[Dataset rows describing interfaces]
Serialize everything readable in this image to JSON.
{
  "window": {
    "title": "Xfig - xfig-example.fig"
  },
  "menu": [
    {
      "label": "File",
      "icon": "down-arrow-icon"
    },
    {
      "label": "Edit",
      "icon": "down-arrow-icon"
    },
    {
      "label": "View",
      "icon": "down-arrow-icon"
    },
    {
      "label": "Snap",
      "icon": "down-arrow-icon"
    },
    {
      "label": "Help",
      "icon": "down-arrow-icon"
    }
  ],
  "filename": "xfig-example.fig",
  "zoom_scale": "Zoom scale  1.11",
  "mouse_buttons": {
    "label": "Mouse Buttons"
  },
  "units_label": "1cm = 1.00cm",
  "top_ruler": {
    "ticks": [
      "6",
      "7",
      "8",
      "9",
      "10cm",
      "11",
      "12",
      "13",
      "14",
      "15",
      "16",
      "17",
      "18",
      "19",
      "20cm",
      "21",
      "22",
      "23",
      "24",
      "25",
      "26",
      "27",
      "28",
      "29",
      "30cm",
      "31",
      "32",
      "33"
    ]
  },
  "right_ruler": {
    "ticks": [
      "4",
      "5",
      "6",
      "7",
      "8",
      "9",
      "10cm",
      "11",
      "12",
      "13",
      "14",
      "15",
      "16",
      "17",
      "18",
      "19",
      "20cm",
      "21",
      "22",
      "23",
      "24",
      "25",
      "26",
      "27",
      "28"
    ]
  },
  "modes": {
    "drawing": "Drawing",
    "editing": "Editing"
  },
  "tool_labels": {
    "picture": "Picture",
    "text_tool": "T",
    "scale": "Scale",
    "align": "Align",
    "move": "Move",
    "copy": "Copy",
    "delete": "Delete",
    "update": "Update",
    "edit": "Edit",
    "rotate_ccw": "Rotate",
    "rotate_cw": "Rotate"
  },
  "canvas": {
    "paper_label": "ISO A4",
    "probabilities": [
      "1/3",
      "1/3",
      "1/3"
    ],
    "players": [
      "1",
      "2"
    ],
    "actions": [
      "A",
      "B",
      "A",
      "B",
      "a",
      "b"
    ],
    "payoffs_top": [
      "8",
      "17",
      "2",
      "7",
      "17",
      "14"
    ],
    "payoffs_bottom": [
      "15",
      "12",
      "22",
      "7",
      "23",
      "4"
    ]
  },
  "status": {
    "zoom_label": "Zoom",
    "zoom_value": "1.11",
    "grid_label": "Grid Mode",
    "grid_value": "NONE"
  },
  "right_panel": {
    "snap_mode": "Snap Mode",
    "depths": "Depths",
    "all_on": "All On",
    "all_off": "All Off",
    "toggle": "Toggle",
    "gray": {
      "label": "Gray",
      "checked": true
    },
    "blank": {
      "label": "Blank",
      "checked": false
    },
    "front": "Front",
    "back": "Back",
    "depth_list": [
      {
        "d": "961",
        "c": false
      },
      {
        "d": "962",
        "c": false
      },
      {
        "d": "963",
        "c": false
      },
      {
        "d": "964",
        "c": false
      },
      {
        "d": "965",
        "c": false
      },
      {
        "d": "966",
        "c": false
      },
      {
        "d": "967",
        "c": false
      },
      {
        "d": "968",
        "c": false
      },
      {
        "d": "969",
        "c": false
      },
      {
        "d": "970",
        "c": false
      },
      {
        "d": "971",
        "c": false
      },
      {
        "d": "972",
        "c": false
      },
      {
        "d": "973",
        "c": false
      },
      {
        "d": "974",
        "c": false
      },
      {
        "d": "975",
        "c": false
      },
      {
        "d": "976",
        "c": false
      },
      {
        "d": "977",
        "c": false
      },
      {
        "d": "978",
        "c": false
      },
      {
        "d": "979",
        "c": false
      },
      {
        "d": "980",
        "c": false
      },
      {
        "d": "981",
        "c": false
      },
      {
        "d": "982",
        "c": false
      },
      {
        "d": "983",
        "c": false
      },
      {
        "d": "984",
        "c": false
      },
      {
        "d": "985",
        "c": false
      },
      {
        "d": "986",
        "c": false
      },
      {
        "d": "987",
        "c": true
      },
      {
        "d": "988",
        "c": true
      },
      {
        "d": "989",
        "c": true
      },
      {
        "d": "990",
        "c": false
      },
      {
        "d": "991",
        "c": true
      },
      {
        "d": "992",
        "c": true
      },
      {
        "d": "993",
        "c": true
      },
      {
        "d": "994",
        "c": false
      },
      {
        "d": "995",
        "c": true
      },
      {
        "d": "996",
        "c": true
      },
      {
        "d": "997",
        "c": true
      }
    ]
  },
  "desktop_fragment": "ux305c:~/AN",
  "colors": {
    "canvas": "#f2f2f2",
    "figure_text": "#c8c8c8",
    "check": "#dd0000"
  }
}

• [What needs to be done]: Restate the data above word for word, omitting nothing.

• [Result of the exercise]:
Serialize everything readable in this image to JSON.
{
  "window": {
    "title": "Xfig - xfig-example.fig"
  },
  "menu": [
    {
      "label": "File",
      "icon": "down-arrow-icon"
    },
    {
      "label": "Edit",
      "icon": "down-arrow-icon"
    },
    {
      "label": "View",
      "icon": "down-arrow-icon"
    },
    {
      "label": "Snap",
      "icon": "down-arrow-icon"
    },
    {
      "label": "Help",
      "icon": "down-arrow-icon"
    }
  ],
  "filename": "xfig-example.fig",
  "zoom_scale": "Zoom scale  1.11",
  "mouse_buttons": {
    "label": "Mouse Buttons"
  },
  "units_label": "1cm = 1.00cm",
  "top_ruler": {
    "ticks": [
      "6",
      "7",
      "8",
      "9",
      "10cm",
      "11",
      "12",
      "13",
      "14",
      "15",
      "16",
      "17",
      "18",
      "19",
      "20cm",
      "21",
      "22",
      "23",
      "24",
      "25",
      "26",
      "27",
      "28",
      "29",
      "30cm",
      "31",
      "32",
      "33"
    ]
  },
  "right_ruler": {
    "ticks": [
      "4",
      "5",
      "6",
      "7",
      "8",
      "9",
      "10cm",
      "11",
      "12",
      "13",
      "14",
      "15",
      "16",
      "17",
      "18",
      "19",
      "20cm",
      "21",
      "22",
      "23",
      "24",
      "25",
      "26",
      "27",
      "28"
    ]
  },
  "modes": {
    "drawing": "Drawing",
    "editing": "Editing"
  },
  "tool_labels": {
    "picture": "Picture",
    "text_tool": "T",
    "scale": "Scale",
    "align": "Align",
    "move": "Move",
    "copy": "Copy",
    "delete": "Delete",
    "update": "Update",
    "edit": "Edit",
    "rotate_ccw": "Rotate",
    "rotate_cw": "Rotate"
  },
  "canvas": {
    "paper_label": "ISO A4",
    "probabilities": [
      "1/3",
      "1/3",
      "1/3"
    ],
    "players": [
      "1",
      "2"
    ],
    "actions": [
      "A",
      "B",
      "A",
      "B",
      "a",
      "b"
    ],
    "payoffs_top": [
      "8",
      "17",
      "2",
      "7",
      "17",
      "14"
    ],
    "payoffs_bottom": [
      "15",
      "12",
      "22",
      "7",
      "23",
      "4"
    ]
  },
  "status": {
    "zoom_label": "Zoom",
    "zoom_value": "1.11",
    "grid_label": "Grid Mode",
    "grid_value": "NONE"
  },
  "right_panel": {
    "snap_mode": "Snap Mode",
    "depths": "Depths",
    "all_on": "All On",
    "all_off": "All Off",
    "toggle": "Toggle",
    "gray": {
      "label": "Gray",
      "checked": true
    },
    "blank": {
      "label": "Blank",
      "checked": false
    },
    "front": "Front",
    "back": "Back",
    "depth_list": [
      {
        "d": "961",
        "c": false
      },
      {
        "d": "962",
        "c": false
      },
      {
        "d": "963",
        "c": false
      },
      {
        "d": "964",
        "c": false
      },
      {
        "d": "965",
        "c": false
      },
      {
        "d": "966",
        "c": false
      },
      {
        "d": "967",
        "c": false
      },
      {
        "d": "968",
        "c": false
      },
      {
        "d": "969",
        "c": false
      },
      {
        "d": "970",
        "c": false
      },
      {
        "d": "971",
        "c": false
      },
      {
        "d": "972",
        "c": false
      },
      {
        "d": "973",
        "c": false
      },
      {
        "d": "974",
        "c": false
      },
      {
        "d": "975",
        "c": false
      },
      {
        "d": "976",
        "c": false
      },
      {
        "d": "977",
        "c": false
      },
      {
        "d": "978",
        "c": false
      },
      {
        "d": "979",
        "c": false
      },
      {
        "d": "980",
        "c": false
      },
      {
        "d": "981",
        "c": false
      },
      {
        "d": "982",
        "c": false
      },
      {
        "d": "983",
        "c": false
      },
      {
        "d": "984",
        "c": false
      },
      {
        "d": "985",
        "c": false
      },
      {
        "d": "986",
        "c": false
      },
      {
        "d": "987",
        "c": true
      },
      {
        "d": "988",
        "c": true
      },
      {
        "d": "989",
        "c": true
      },
      {
        "d": "990",
        "c": false
      },
      {
        "d": "991",
        "c": true
      },
      {
        "d": "992",
        "c": true
      },
      {
        "d": "993",
        "c": true
      },
      {
        "d": "994",
        "c": false
      },
      {
        "d": "995",
        "c": true
      },
      {
        "d": "996",
        "c": true
      },
      {
        "d": "997",
        "c": true
      }
    ]
  },
  "desktop_fragment": "ux305c:~/AN",
  "colors": {
    "canvas": "#f2f2f2",
    "figure_text": "#c8c8c8",
    "check": "#dd0000"
  }
}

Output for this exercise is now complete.